A Covid-19 ‘miracle’

A lockdown in 2020 due to the Covid-19 pandemic provided a divine opportunity. The state broadcaster, the Ethiopian Broadcasting Corporation (EBC), started daily one-hour religious programmes targeting faithfuls who could not attend in-person services. Soon, other state-affiliated and private stations followed EBC’s step.

“The programmes only lasted for about two months, but at that point they had already made a lasting change in the state media’s treatment of religion…the formerly strict policy against showing religious practice in the official media had eroded,” said one religious leader interviewed in the study.

Nevertheless, the expansion of this freedom is tied to the social cohesion that is enforced by the Ethiopian Media Authority (EMA). In a case that exemplifies the delicate balance between media freedom and religious rights, EMA temporarily withdrew the license of an Orthodox YouTube channel after it reported a drawn out conflict that involved the controversial appointment of 26 bishops.  

State media firms deliberately avoid divisive religious topics and maintain their ‘neutrality’ as a principle of separation of state and religion. The independent media are more prone to give room for worldview and religion in their reporting. Outlets which have obtained a religious ‘broadcasting license’, however, are careful to avoid any conflict reporting in their programming.

“We calm down the people and follow the rules of the government,” said one manager of a religious TV station.

The authors of the study observe that the Ethiopian government continues to hold a tight rein on faith-based media outlets and in relation to religious media content. The authors note that this policy stands in contrast to that of other Sub-Saharan African countries.

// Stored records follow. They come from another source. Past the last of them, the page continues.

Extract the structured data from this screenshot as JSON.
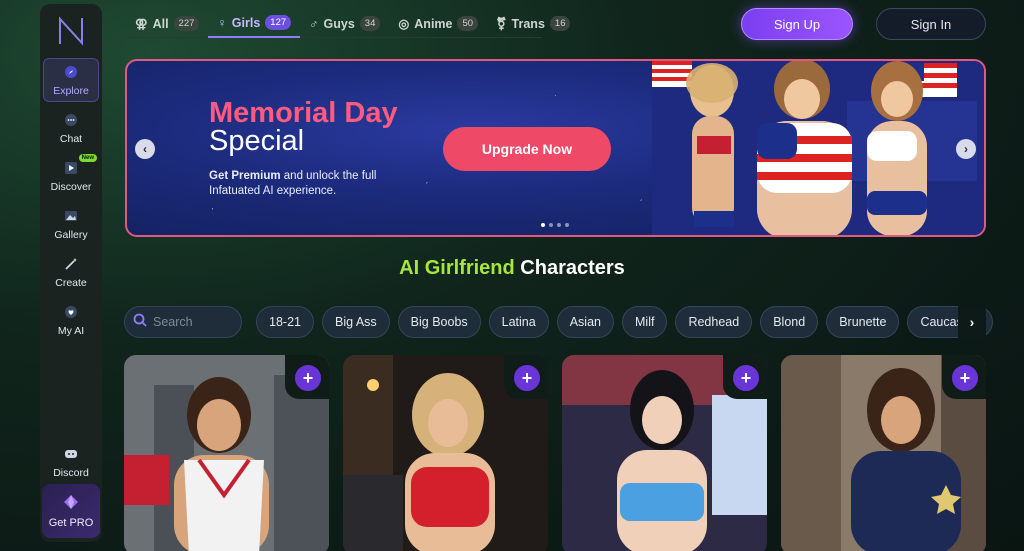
{
  "sidebar": {
    "items": [
      {
        "label": "Explore",
        "icon": "compass-icon",
        "active": true
      },
      {
        "label": "Chat",
        "icon": "chat-icon"
      },
      {
        "label": "Discover",
        "icon": "play-icon",
        "badge": "New"
      },
      {
        "label": "Gallery",
        "icon": "image-icon"
      },
      {
        "label": "Create",
        "icon": "wand-icon"
      },
      {
        "label": "My AI",
        "icon": "heart-chat-icon"
      }
    ],
    "discord_label": "Discord",
    "get_pro_label": "Get PRO"
  },
  "tabs": [
    {
      "label": "All",
      "count": "227",
      "icon": "all-gender-icon"
    },
    {
      "label": "Girls",
      "count": "127",
      "icon": "female-icon",
      "active": true
    },
    {
      "label": "Guys",
      "count": "34",
      "icon": "male-icon"
    },
    {
      "label": "Anime",
      "count": "50",
      "icon": "anime-icon"
    },
    {
      "label": "Trans",
      "count": "16",
      "icon": "trans-icon"
    }
  ],
  "header": {
    "signup_label": "Sign Up",
    "signin_label": "Sign In"
  },
  "banner": {
    "title_line1": "Memorial Day",
    "title_line2": "Special",
    "text_bold": "Get Premium",
    "text_rest": " and unlock the full Infatuated AI experience.",
    "cta_label": "Upgrade Now",
    "prev_label": "‹",
    "next_label": "›"
  },
  "section": {
    "title_highlight": "AI Girlfriend",
    "title_rest": " Characters"
  },
  "search": {
    "placeholder": "Search"
  },
  "filters": [
    "18-21",
    "Big Ass",
    "Big Boobs",
    "Latina",
    "Asian",
    "Milf",
    "Redhead",
    "Blond",
    "Brunette",
    "Caucasian"
  ],
  "filters_next": "›",
  "cards_plus": "+",
  "colors": {
    "accent_purple": "#7b3ff0",
    "accent_pink": "#ee4a68",
    "highlight_green": "#a8e63a"
  }
}
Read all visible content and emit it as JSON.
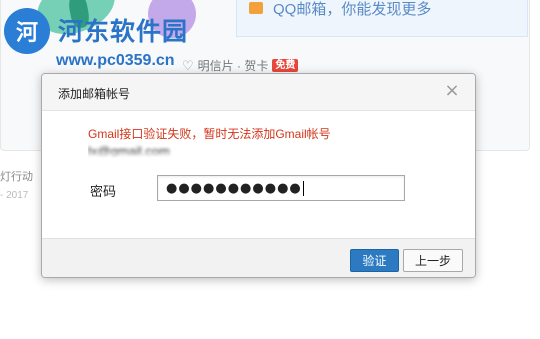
{
  "background": {
    "tip_text": "QQ邮箱，你能发现更多",
    "postcard_text": "明信片 · 贺卡",
    "free_badge": "免费",
    "side_text_1": "灯行动",
    "side_text_2": "- 2017"
  },
  "watermark": {
    "logo_text": "河",
    "title": "河东软件园",
    "url": "www.pc0359.cn"
  },
  "dialog": {
    "title": "添加邮箱帐号",
    "close_symbol": "×",
    "error_message": "Gmail接口验证失败，暂时无法添加Gmail帐号",
    "account_value": "lx@gmail.com",
    "password_label": "密码",
    "password_value": "●●●●●●●●●●●",
    "verify_button": "验证",
    "back_button": "上一步"
  },
  "colors": {
    "primary_button": "#2c7bc2",
    "error_text": "#d4361b",
    "watermark_blue": "#2a73c6"
  }
}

The study interviewed 20 representatives from the media, religious leaders and the regulator. It also analyzed 98 stories on religion which made headlines in ten different media outlets between 2020 and 2023.